Will is a friend of the band since before we were a band and his studio is a really relaxed environment and an easy place to work. I engineered our first two albums but I just felt because there were some more ambitious arrangements on this album, it would ease the process to have an outside person who could concentrate on the technical aspects and let us worry about the performance. The songs were produced by the band still, but having Will to run the technical end was extremely valuable. Andy Pearce and Matt Wortham actually both worked on some of the only good Sabbath and Rainbow remasters and that was my reason for reaching out to them, but they’ve done so much. If you look them up, it’s staggering the catalogs they’ve been trusted with over the years. I think they have some upcoming Def Leppard and Rory Gallagher remasters. They were able to dial in the mastering so easily—exactly as we wanted. I feel like collaboration can really be a good thing when you’re working on bigger projects like this, so I was really happy to have all these people in the mix.
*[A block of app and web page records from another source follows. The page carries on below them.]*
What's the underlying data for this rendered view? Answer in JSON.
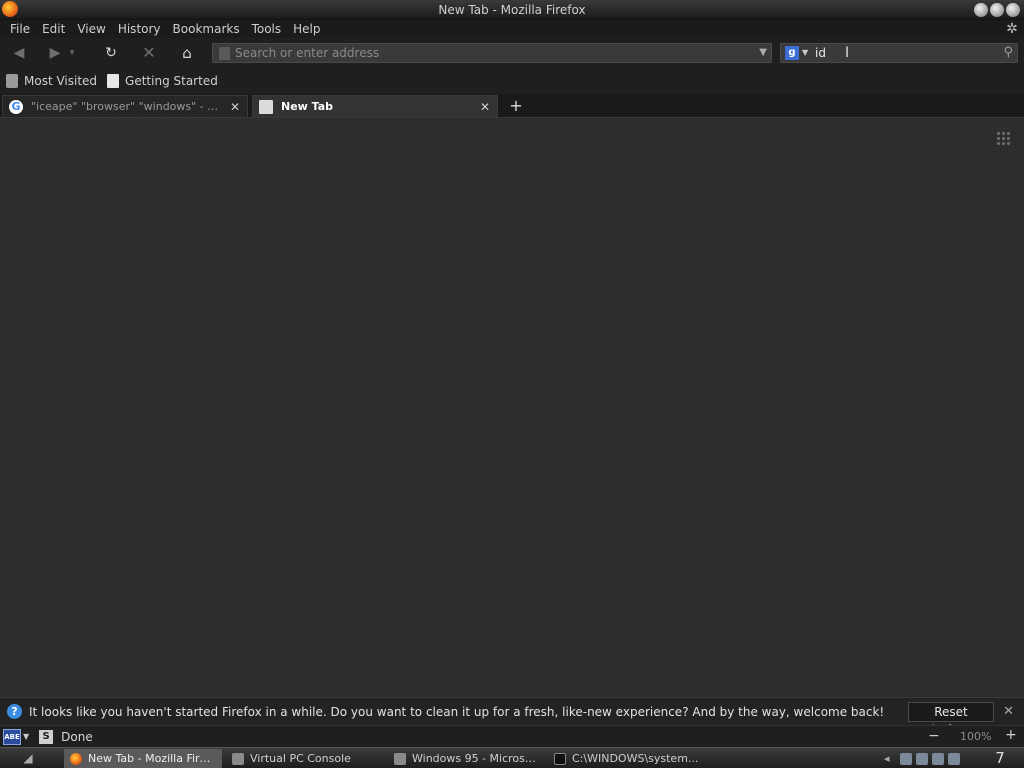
{
  "window": {
    "title": "New Tab - Mozilla Firefox"
  },
  "menu": {
    "items": [
      {
        "label": "File"
      },
      {
        "label": "Edit"
      },
      {
        "label": "View"
      },
      {
        "label": "History"
      },
      {
        "label": "Bookmarks"
      },
      {
        "label": "Tools"
      },
      {
        "label": "Help"
      }
    ]
  },
  "nav": {
    "back_icon": "back-arrow-icon",
    "forward_icon": "forward-arrow-icon",
    "reload_icon": "reload-icon",
    "stop_icon": "stop-icon",
    "home_icon": "home-icon"
  },
  "urlbar": {
    "placeholder": "Search or enter address",
    "value": ""
  },
  "searchbar": {
    "engine": "g",
    "value": "id"
  },
  "bookmarks": {
    "items": [
      {
        "label": "Most Visited",
        "icon": "most-visited-icon"
      },
      {
        "label": "Getting Started",
        "icon": "page-icon"
      }
    ]
  },
  "tabs": [
    {
      "label": "\"iceape\" \"browser\" \"windows\" - Goo...",
      "favicon": "google-g-icon",
      "active": false
    },
    {
      "label": "New Tab",
      "favicon": "page-icon",
      "active": true
    }
  ],
  "notification": {
    "message": "It looks like you haven't started Firefox in a while. Do you want to clean it up for a fresh, like-new experience? And by the way, welcome back!",
    "button": "Reset Firefox..."
  },
  "statusbar": {
    "abe": "ABE",
    "s_label": "S",
    "status": "Done",
    "zoom": "100%"
  },
  "taskbar": {
    "tasks": [
      {
        "label": "New Tab - Mozilla Firefox",
        "active": true
      },
      {
        "label": "Virtual PC Console",
        "active": false
      },
      {
        "label": "Windows 95 - Microsof...",
        "active": false
      },
      {
        "label": "C:\\WINDOWS\\system...",
        "active": false
      }
    ],
    "clock": "7"
  },
  "colors": {
    "accent": "#3a8de0",
    "background": "#2b2b2b",
    "toolbar": "#1f1f1f"
  }
}
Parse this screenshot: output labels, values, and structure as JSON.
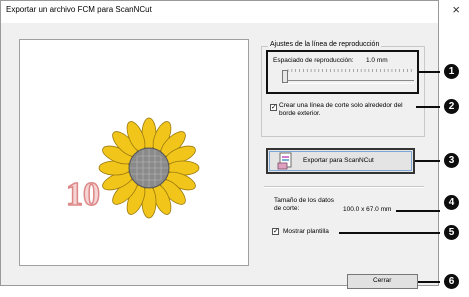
{
  "window": {
    "title": "Exportar un archivo FCM para ScanNCut",
    "close_glyph": "×"
  },
  "preview": {
    "number_text": "10",
    "flower_color": "#f2c51a",
    "number_color": "#e4a0a0"
  },
  "playback": {
    "group_label": "Ajustes de la línea de reproducción",
    "spacing_label": "Espaciado de reproducción:",
    "spacing_value": "1.0 mm",
    "slider_level": 0.0
  },
  "cut_line": {
    "checked": true,
    "label": "Crear una línea de corte solo alrededor del borde exterior."
  },
  "export_button": {
    "label": "Exportar para ScanNCut"
  },
  "cut_data": {
    "label": "Tamaño de los datos de corte:",
    "value": "100.0 x 67.0 mm"
  },
  "show_template": {
    "checked": true,
    "label": "Mostrar plantilla"
  },
  "close_button": {
    "label": "Cerrar"
  },
  "markers": [
    "1",
    "2",
    "3",
    "4",
    "5",
    "6"
  ],
  "colors": {
    "marker": "#0d0d0d",
    "export_border": "#333333"
  }
}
Did the inclusion of producers like Pearce and Wortham help Magic Circle achieve a more traditional or retro tone on Departed Souls?
I don’t think that’s really what they specifically set out to do, but my ear tends to gravitate towards older sounds and so reference points I was giving them were all ’70s and earlier-’80s records. I was actually surprised because it’s mastered much louder than any vintage records I can think of, but it doesn’t particularly sound like a “modern” mastering job… which is good. I think it’s better to not be time stamped for any particular era.
Members of Magic Circle have been involved with numerous hardcore bands over the years, namely The Rival Mob, Mind Eraser, Boston Strangler, etc. Have you met resistance in the doom/heavy metal scene because of your backgrounds?
At this point, everyone knows the deal and have made up their mind whether they care or not. Three of us have been in a bunch of bands indebted to ’80s hardcore and punk and have made a lot of records doing that stuff. That’s where we came from, but we’ve all always been fans of a pretty wide array of music. Heavy metal and hard rock people have been generally kind and I think, at the end of the day, the people that dig us know we didn’t do this on a lark. We’re in our ninth year as a band now, it’s our third LP and we’ve been really lucky with all the interest we’ve received. It sounds rote, but it really is about the music for us. I don’t care how people look or where they came from if they can’t write a convincing song. I think the people that dig us feel similarly.
Magic Circle as a band is pretty much absent from social media and rarely plays shows; is this an active effort to maintain a degree of obscurity or are those just not things you’re interested in?
Social media is like… I don’t really know what it can do for a band of our size. I follow a lot of big bands and musicians on social media, and if you’re Gene Hoglan and you’re playing a different place every weekend and promoting your latest endorsements and whatnot, it’s worth it. But it just seems silly to me for a band playing gigs less than once a month. I’m not trying to spam people.
As far as the gigging goes…We go through busy years and slower ones. In the last couple, we’ve added a new guitar player [Renato Montenegro] and written and recorded a new LP, so it’s been a lot of time woodshedding and getting him up to speed, not much playing live. We’re hoping to get out in front of more crowds in the next year. There’s no real effort to be obscure—if people don’t know where to find us, our label 20 Buck Spin can always kick ’em one of our personal emails. I’m sure he’ll be really happy I said that.